Available data |
______________________________

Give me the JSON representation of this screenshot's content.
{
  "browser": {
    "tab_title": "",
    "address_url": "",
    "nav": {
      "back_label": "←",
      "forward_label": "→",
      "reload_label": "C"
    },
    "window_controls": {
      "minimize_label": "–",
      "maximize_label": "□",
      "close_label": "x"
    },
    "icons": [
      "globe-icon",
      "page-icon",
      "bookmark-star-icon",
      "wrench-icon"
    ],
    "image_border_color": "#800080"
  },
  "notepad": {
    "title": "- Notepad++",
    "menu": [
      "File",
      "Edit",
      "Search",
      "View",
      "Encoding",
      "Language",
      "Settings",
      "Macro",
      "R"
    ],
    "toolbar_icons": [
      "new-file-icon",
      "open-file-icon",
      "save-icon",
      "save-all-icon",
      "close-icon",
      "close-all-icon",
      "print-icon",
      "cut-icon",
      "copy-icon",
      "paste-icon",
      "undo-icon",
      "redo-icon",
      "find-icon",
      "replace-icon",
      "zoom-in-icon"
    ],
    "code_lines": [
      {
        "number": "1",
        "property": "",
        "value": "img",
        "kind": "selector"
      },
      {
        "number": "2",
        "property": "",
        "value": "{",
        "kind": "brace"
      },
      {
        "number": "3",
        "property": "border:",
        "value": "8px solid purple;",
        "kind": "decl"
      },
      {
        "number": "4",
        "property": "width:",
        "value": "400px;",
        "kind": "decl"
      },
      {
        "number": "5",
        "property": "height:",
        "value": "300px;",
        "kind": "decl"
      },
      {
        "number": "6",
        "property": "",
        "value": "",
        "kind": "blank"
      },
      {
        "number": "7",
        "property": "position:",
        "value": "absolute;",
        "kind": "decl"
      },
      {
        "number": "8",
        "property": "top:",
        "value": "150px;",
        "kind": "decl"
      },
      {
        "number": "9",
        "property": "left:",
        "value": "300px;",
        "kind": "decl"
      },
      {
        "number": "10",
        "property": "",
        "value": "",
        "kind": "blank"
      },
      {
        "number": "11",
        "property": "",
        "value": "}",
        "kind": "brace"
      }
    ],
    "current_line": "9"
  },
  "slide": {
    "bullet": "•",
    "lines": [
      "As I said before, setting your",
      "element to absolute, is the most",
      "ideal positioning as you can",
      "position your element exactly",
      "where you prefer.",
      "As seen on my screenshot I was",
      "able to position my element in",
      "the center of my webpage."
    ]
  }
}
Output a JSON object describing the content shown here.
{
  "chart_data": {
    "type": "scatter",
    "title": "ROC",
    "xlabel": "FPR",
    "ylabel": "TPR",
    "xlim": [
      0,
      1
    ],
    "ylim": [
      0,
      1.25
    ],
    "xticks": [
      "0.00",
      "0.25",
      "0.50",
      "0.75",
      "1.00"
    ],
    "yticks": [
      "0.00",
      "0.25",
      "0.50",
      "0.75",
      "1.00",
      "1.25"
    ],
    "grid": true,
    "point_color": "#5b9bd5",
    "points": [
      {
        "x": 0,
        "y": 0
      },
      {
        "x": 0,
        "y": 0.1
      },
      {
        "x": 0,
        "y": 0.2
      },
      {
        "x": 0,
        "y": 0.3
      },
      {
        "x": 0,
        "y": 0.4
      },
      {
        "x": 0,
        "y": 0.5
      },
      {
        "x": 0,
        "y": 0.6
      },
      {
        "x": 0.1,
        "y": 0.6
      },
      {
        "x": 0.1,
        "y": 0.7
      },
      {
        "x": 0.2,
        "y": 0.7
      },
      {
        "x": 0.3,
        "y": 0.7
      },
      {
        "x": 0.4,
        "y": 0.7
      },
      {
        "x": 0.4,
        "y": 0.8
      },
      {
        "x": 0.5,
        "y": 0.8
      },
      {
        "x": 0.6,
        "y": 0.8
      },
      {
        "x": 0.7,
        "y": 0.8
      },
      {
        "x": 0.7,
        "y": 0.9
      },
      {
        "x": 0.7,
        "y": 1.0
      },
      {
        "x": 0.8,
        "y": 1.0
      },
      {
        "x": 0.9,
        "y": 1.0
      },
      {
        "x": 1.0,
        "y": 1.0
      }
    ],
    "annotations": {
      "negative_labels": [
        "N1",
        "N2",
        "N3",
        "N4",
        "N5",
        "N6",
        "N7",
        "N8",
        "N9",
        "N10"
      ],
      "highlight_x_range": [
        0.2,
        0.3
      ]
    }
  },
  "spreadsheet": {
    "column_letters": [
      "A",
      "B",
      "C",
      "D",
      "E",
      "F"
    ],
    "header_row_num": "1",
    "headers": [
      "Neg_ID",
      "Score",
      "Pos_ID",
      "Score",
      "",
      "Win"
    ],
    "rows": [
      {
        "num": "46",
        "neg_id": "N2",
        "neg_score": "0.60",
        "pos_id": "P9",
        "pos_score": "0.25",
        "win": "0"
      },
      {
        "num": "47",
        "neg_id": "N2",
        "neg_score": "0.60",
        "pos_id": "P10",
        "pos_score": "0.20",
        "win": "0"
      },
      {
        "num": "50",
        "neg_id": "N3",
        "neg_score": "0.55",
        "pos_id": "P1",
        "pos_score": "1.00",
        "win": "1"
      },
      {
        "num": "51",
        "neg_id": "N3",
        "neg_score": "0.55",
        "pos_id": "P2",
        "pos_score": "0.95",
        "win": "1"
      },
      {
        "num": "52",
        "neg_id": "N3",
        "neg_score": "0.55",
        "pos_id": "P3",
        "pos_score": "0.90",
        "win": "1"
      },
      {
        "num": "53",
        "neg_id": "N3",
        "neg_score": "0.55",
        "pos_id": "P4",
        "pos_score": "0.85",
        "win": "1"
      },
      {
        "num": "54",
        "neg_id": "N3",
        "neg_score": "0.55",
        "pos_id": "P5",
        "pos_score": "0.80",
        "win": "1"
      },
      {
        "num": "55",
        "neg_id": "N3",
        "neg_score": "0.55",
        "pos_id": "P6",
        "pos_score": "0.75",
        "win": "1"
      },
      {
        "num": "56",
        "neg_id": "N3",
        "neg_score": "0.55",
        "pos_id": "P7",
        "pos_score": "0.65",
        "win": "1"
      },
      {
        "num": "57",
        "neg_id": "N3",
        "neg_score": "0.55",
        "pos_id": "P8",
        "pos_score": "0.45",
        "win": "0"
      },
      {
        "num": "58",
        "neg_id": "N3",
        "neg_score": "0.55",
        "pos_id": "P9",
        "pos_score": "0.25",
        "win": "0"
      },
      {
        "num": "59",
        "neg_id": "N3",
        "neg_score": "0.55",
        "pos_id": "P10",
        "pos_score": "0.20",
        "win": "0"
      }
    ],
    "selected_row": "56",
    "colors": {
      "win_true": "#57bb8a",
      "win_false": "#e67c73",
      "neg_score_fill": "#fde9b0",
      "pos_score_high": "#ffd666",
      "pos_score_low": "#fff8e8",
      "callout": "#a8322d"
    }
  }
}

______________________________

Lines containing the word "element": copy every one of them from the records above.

Answer to this problem |
      "element to absolute, is the most",
      "position your element exactly",
      "able to position my element in",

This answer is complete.